=== What the task requires ===
Word for word, restate all of the data shown below.

::::

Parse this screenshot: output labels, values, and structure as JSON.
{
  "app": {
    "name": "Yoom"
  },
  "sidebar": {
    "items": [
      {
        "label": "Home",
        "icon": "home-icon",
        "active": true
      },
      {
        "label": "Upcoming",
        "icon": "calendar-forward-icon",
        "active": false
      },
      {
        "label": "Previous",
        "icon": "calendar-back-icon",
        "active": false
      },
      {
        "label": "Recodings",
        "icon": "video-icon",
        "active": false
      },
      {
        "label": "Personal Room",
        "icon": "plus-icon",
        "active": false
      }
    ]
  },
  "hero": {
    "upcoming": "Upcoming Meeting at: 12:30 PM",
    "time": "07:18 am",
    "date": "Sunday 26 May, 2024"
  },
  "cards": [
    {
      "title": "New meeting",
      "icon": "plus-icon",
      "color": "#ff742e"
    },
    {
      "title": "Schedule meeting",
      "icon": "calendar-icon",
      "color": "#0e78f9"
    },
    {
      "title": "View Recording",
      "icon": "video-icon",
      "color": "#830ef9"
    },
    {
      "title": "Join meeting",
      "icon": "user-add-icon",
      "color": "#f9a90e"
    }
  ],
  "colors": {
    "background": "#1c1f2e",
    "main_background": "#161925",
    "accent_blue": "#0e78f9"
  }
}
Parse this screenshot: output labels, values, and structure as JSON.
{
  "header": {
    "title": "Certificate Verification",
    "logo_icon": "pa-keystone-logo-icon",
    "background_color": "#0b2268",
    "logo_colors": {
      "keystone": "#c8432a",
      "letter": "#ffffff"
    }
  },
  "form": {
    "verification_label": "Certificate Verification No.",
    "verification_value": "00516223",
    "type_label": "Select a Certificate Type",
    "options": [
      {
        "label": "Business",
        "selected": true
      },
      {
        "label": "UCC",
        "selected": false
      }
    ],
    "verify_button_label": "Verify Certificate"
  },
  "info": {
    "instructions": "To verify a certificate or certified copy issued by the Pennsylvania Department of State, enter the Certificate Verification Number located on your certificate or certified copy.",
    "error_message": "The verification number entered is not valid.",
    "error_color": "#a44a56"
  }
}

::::

=== Written response ===
Parse this screenshot: output labels, values, and structure as JSON.
{
  "app": {
    "name": "Yoom"
  },
  "sidebar": {
    "items": [
      {
        "label": "Home",
        "icon": "home-icon",
        "active": true
      },
      {
        "label": "Upcoming",
        "icon": "calendar-forward-icon",
        "active": false
      },
      {
        "label": "Previous",
        "icon": "calendar-back-icon",
        "active": false
      },
      {
        "label": "Recodings",
        "icon": "video-icon",
        "active": false
      },
      {
        "label": "Personal Room",
        "icon": "plus-icon",
        "active": false
      }
    ]
  },
  "hero": {
    "upcoming": "Upcoming Meeting at: 12:30 PM",
    "time": "07:18 am",
    "date": "Sunday 26 May, 2024"
  },
  "cards": [
    {
      "title": "New meeting",
      "icon": "plus-icon",
      "color": "#ff742e"
    },
    {
      "title": "Schedule meeting",
      "icon": "calendar-icon",
      "color": "#0e78f9"
    },
    {
      "title": "View Recording",
      "icon": "video-icon",
      "color": "#830ef9"
    },
    {
      "title": "Join meeting",
      "icon": "user-add-icon",
      "color": "#f9a90e"
    }
  ],
  "colors": {
    "background": "#1c1f2e",
    "main_background": "#161925",
    "accent_blue": "#0e78f9"
  }
}
Parse this screenshot: output labels, values, and structure as JSON.
{
  "header": {
    "title": "Certificate Verification",
    "logo_icon": "pa-keystone-logo-icon",
    "background_color": "#0b2268",
    "logo_colors": {
      "keystone": "#c8432a",
      "letter": "#ffffff"
    }
  },
  "form": {
    "verification_label": "Certificate Verification No.",
    "verification_value": "00516223",
    "type_label": "Select a Certificate Type",
    "options": [
      {
        "label": "Business",
        "selected": true
      },
      {
        "label": "UCC",
        "selected": false
      }
    ],
    "verify_button_label": "Verify Certificate"
  },
  "info": {
    "instructions": "To verify a certificate or certified copy issued by the Pennsylvania Department of State, enter the Certificate Verification Number located on your certificate or certified copy.",
    "error_message": "The verification number entered is not valid.",
    "error_color": "#a44a56"
  }
}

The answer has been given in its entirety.